LATE IMPERIAL KYIV AND ITS 'OTHERS'
A lecture by
Dr. Taras Koznarsky
Taras Koznarsky is an associate professor at the University of Toronto, where he teaches Ukrainian, Russian and comparative Slavic literature, as well as culture, courses. His research interests include Ukrainian-Russian literary relationships in the nineteenth century, the shaping of modern Ukrainian cultural and national identity, modernism and avant-garde, and the text of Kyiv: constructions of the city in Ukrainian, Russian, Jewish, and Polish literary and cultural imaginations, 1800s-1930s.
Rm. #1219, International Affairs Building, 420 W. 118th St.
This event is free and open to the public.
Tuesday, April 20th, 2010
an evening with writer TARAS PROKHASKO
International Affairs Building
420 West 118th St.
Taras Prokhasko was born in 1968 in Ivano-Frankivsk. He studied
Biology at Lviv University. He has worked as a radio operator, an
editor, a bartender, the host of a radio program, a forester, a
teacher, a gallery proprietor, a screen writer, a video operator and a
gardener. For the past ten years he has worked as a journalist.
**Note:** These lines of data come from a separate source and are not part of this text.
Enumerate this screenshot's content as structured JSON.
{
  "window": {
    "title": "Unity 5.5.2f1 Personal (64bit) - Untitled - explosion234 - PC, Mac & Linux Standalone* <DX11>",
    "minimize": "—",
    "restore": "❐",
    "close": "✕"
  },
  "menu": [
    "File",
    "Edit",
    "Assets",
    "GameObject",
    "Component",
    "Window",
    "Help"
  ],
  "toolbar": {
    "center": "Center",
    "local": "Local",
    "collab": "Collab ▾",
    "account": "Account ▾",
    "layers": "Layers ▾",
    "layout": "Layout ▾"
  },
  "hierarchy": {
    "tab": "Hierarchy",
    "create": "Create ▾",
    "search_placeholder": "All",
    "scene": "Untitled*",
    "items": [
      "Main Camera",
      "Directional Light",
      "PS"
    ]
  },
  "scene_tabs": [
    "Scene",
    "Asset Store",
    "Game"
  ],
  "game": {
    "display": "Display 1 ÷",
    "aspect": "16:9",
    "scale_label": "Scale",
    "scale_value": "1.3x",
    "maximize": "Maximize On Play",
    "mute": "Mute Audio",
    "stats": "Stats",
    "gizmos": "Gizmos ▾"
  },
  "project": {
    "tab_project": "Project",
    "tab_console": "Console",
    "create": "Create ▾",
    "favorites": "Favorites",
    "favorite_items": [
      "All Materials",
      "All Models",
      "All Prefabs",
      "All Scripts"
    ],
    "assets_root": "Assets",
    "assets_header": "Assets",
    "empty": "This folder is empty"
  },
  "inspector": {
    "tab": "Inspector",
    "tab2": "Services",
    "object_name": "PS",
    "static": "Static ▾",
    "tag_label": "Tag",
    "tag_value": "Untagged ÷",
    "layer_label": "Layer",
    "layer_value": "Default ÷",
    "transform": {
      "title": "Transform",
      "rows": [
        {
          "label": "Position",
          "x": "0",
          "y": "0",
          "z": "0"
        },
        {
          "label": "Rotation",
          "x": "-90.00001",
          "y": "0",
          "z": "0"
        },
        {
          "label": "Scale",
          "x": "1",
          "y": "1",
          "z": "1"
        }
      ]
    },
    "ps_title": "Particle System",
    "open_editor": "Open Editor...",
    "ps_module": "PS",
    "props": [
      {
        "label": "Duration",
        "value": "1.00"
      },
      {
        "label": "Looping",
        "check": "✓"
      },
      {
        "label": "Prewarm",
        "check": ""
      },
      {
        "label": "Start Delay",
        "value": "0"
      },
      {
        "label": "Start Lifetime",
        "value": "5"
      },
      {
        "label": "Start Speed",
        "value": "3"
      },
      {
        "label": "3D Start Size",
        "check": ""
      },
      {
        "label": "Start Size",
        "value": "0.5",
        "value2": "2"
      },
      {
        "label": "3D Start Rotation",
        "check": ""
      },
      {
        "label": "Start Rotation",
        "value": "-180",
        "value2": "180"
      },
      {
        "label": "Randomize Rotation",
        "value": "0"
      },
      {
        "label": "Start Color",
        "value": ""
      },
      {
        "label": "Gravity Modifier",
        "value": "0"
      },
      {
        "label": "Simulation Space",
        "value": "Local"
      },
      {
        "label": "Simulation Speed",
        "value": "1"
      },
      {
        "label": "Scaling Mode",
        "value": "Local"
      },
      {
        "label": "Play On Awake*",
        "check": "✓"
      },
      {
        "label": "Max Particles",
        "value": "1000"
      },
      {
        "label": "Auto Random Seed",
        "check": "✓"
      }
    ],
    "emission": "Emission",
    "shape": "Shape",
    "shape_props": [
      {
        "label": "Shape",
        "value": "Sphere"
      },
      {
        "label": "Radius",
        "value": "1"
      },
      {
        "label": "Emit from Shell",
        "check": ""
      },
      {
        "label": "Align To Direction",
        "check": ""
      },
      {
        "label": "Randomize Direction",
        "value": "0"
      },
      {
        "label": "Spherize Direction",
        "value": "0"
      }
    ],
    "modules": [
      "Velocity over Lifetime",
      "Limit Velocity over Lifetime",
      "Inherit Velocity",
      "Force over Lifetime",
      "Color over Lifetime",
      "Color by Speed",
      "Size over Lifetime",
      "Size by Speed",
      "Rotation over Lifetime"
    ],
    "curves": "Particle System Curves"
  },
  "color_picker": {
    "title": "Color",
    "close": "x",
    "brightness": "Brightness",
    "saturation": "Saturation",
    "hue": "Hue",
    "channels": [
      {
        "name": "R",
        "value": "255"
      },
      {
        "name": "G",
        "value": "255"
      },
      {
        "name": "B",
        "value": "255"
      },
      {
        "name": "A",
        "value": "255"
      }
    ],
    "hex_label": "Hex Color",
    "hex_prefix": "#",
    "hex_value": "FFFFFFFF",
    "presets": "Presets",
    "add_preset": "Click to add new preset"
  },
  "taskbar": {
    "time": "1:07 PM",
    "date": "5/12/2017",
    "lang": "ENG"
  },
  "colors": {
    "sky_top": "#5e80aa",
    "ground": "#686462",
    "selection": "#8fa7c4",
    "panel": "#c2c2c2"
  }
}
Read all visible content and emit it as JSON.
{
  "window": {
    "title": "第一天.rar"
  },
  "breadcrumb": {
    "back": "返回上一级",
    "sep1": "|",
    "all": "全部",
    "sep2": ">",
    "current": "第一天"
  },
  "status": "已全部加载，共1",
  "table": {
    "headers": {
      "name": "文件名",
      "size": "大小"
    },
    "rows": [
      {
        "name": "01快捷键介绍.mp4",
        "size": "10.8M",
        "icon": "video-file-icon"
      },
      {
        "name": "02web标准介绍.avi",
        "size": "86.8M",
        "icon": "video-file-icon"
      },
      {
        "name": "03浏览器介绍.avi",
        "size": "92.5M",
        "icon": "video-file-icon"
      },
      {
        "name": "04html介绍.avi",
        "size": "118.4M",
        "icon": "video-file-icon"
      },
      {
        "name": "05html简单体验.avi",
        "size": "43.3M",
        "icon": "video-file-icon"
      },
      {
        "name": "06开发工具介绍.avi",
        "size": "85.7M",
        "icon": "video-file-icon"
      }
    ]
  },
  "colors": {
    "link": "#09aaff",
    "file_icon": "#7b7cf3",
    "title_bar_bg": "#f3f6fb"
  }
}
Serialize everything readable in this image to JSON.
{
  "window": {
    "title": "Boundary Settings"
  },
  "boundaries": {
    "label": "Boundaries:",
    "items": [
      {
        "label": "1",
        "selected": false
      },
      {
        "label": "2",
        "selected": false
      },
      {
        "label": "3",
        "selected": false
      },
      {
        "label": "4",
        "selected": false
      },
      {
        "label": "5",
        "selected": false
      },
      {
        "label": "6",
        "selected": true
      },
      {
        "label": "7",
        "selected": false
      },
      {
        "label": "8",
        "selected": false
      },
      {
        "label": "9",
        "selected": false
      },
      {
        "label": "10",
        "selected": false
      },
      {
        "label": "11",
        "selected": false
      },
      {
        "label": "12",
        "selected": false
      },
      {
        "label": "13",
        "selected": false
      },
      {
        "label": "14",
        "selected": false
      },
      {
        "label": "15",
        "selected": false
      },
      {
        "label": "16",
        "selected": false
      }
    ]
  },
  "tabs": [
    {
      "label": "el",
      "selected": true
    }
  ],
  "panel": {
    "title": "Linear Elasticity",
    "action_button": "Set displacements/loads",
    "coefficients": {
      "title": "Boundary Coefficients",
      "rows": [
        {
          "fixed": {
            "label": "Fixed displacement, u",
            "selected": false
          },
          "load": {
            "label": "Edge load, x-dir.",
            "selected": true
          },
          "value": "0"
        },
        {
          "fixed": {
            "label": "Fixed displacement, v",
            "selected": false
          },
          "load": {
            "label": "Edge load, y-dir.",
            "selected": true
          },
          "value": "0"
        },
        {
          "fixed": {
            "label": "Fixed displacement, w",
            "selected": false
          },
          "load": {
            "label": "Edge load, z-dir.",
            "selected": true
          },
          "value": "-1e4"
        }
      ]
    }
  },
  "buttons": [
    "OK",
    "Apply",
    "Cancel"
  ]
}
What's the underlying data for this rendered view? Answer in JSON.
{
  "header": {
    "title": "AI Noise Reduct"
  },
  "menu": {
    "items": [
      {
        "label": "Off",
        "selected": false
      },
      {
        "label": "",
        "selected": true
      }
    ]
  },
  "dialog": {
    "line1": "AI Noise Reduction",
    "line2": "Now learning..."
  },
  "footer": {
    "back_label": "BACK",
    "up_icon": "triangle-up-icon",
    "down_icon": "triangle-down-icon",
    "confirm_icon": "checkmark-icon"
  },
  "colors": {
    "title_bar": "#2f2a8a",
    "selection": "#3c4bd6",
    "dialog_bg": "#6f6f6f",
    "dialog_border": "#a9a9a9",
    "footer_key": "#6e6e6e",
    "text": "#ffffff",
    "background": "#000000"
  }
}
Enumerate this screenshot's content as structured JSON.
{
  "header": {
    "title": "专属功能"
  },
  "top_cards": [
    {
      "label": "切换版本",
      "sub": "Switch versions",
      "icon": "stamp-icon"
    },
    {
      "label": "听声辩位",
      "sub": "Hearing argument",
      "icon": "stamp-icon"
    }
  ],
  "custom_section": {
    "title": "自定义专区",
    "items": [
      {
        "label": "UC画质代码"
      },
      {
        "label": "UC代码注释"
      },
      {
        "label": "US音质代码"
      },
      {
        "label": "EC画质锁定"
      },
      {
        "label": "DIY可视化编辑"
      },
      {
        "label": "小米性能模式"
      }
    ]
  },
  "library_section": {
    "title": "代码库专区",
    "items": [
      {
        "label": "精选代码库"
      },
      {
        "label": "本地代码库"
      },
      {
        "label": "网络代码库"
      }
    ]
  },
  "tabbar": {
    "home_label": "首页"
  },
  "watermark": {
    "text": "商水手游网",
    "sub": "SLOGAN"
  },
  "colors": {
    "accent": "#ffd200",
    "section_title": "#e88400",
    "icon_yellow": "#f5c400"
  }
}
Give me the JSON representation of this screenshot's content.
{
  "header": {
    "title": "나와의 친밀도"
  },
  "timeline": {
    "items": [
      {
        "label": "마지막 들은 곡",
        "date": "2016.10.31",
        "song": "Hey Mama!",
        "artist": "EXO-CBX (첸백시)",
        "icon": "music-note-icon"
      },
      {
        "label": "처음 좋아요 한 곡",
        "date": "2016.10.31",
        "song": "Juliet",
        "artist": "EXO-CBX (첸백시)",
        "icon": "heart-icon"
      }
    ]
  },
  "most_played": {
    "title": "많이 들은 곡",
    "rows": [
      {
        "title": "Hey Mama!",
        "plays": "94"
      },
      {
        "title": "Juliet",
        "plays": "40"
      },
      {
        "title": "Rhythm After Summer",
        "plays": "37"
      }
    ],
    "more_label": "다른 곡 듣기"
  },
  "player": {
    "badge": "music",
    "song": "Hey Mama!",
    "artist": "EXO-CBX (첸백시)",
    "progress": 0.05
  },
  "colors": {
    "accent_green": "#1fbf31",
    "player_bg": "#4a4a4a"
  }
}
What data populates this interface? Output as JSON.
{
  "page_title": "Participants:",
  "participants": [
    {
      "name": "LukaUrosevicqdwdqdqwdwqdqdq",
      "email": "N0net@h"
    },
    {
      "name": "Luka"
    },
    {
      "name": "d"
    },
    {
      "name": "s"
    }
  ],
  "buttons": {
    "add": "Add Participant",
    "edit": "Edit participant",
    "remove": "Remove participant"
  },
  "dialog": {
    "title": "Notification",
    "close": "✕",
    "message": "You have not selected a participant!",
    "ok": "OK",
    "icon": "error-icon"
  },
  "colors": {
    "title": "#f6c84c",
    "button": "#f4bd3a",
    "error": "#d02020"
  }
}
He
is the author of Inshi dni Anny (Anna?s Other Days, 1998), FM
Halychyna (FM Galicia, 2001), Neprosti (The UnSimple, 2002), Leksykon
tayemnykh znan (Lexicon of Secretive Knowledge, 2005), Z tsyoho mozhna
bulo b zrobyty kilka opovidan (Could Have Made a Couple of Stories
from This, 2005), and Port Frankivsk (2006). He has also published a
number of books in his Inshiy Format series featuring interviews he
conducted with leading Ukrainian intellectuals. Several of Mr.
Prokhasko?s books have been translated and published in Poland, Russia
and Germany. His novella Necropolis and novel The UnSimple have been
translated and published in English. Taras Prokhasko is the recipient
of the Joseph Conrad Award (2007) as well as Korrespondent magazine?s
Best Ukrainian Book Award (2006, 2007).
This English-language event is free and open to the public.
The Contemporary Ukrainian Literature Series is cosponsored by the Ukrainian Studies Program at the Harriman Institute, Columbia University and by the Kennan Institute. For more information call Dr. Mark Andryczyk at 212-854-4697
, or write to ukrainia...@columbia.edu
Andrew P. Grigorenko